__ASSIGNMENT__
List, from the lines below, each one with "Protocol" in it.

(RECORD EXCERPTS Opens)

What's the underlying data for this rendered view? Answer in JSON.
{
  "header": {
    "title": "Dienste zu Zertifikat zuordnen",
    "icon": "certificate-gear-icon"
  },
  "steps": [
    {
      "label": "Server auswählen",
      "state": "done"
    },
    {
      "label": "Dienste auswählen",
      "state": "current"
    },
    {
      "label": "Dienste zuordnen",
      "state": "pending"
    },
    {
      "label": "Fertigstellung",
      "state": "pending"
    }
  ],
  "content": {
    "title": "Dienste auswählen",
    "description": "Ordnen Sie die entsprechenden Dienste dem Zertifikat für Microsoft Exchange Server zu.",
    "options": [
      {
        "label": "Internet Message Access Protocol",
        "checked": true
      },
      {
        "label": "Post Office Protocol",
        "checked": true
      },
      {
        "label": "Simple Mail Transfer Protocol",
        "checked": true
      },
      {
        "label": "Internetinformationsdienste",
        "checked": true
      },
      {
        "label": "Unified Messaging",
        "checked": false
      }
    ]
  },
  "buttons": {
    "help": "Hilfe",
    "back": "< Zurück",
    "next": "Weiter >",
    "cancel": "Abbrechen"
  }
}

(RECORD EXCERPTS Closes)

__TASK RESPONSE__
        "label": "Internet Message Access Protocol",
        "label": "Post Office Protocol",
        "label": "Simple Mail Transfer Protocol",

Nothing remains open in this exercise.